The ideal door and window configuration for schools, jokes security consultant Peter Blauvelt, is "one door, no windows."
That setup might resolve many security issues and alleviate administrators' worries, but it wouldn't be a very inviting setting for educating children. So when schools look at the kinds of windows and doors they install in their buildings, they have to balance security requirements with factors such as cost, aesthetics, building and fire codes, accessibility regulations, and how windows and doors affect the overall learning environment.
Since most security threats will enter a school building through a door or a window, administrators must make sure the equipment they have in their facilities deters problems effectively.
"Years ago, it used to be vandalism and kids breaking in that you would be concerned about with doors and windows," says Blauvelt, president of the National Alliance for Safe Schools in Slanesville, W. Va. "Now, you also have to protect the building from some of the people already inside."
As Blauvelt observed above, one way to eliminate security risks related to windows is to eliminate them. In the 1960s, many schools were built with limited numbers of windows to enhance security and reduce energy loss.
But more recently, educators and architects have adopted the belief, backed by some research, that regular exposure to daylight improves student performance as well as the overall climate of the school. So, newly built schools are likely to have plenty of windows.
Windows need to be sturdy enough to withstand attempts at vandalism and break-in. Some schools have used plastic instead of glass for windows, or laminated window glazing to improve security.
Window glazing that was designed to provide more energy efficiency may also have a side benefit of improving security. A window film installed over glass allows a window to absorb greater impacts, not only from vandals, but also from storms or earthquakes.
Even when some kind of impact breaks a window coated with glazing, the film often prevents the window from shattering into more dangerous shards of glass.
Buildings that require even more window security can install grates or screens over their windows to deter break-ins.
Closing the door on trouble
Institutions constructing new facilities have witnessed the violent school tragedies in the late 1990s and are incorporating more security into building design.
Stan Fredrickson, supervisor of buildings and grounds for Lakeville Area Public Schools, a quickly growing district outside Minneapolis, Minn., says he factored security concerns into the planning of Lakeville's new junior-high and elementary schools.
Schools typically want doors composed of heavy-duty material designed to withstand the abuse inflicted daily by countless students. Generally, doors in middle and high schools will require sturdier equipment than at the elementary level. But more important than what material the doors were made from was the decision of where doors would be situated in the buildings.
"The doors need to be in a well-lighted area that can be easily seen," says Fredrickson.
Blauvelt agrees that the inability to monitor a door is a greater security threat than the type of door installed.
"Too often doors end up in blind corridors, and nobody can see what's going on there," he says.
In those cases, a door could be left open, or a student or staff member responding to somebody's knock could let an intruder enter unobserved.
To prevent that from occurring, schools can install electronic systems that sound an alarm when a door is left open or opened without authorization.

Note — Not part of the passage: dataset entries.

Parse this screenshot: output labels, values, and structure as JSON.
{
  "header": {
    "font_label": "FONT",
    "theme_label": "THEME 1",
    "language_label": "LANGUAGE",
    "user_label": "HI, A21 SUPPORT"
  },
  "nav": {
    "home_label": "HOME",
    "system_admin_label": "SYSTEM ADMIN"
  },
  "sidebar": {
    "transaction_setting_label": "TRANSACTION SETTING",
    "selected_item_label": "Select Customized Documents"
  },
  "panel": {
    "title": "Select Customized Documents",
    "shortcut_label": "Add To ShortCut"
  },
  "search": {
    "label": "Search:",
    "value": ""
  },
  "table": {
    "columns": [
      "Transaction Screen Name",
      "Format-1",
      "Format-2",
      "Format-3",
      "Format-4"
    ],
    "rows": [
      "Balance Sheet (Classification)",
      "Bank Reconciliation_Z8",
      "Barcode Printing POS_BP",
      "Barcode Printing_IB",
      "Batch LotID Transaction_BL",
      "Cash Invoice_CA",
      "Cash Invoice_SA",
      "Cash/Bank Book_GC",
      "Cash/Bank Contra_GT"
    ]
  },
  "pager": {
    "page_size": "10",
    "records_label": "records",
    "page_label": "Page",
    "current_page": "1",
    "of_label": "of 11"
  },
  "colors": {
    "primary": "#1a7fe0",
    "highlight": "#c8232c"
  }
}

Balancing safety needs
Eliminating or limiting building exits would help schools improve security. But in many cases, fire codes require many exit paths, whether through large windows or doors.
"We can't have fewer exits because of the fire codes," says Fredrickson. "We have to be able to get kids out of the building. Those doors have to stay unlocked during the day."
Doors also have to abide by accessibility guidelines such as those outlined in the Americans with Disabilities Act.
The most impenetrable doors won't provide much security if the school doesn't manage its keys and locks effectively. Keys get lost, passed around and fall into the wrong hands. Often school officials don't even know a key has been misplaced until after someone has entered their facility without authorization. Frequent rekeying of locks can be expensive and time-consuming.
Lakeville uses a high-security key system that tightly controls duplication. The keys can be copied only if Fredrickson signs a letter of authorization to a locksmith registered with the lock manufacturer.
Technology has given educators even more tools to ensure the integrity of keys and locks. Card-access systems are becoming more prevalent.
"If I were building a school," says Blauvelt, "I would install a cardless key-entry system."
Some school districts may feel such a system is more sophisticated than they need and more expensive than they can afford, but Blauvelt says the cost of access-control systems has fallen.
"They just don't keep track of who has a card, they can control the hours the cards are valid and the parts of the building someone can enter," says Blauvelt. "You can limit access to protect rooms that have student records, audiovisual equipment or computers. You can have total control."
To beef up security, schools might also look at installing closed-circuit cameras to monitor doors and windows where trouble occurs regularly.
Some schools limit entry to a few doors and have everyone who comes inside pass through a metal detector.
Electronic controls that are able to retract latches and lock and unlock doors from a remote location also can boost security while providing administrators greater flexibility.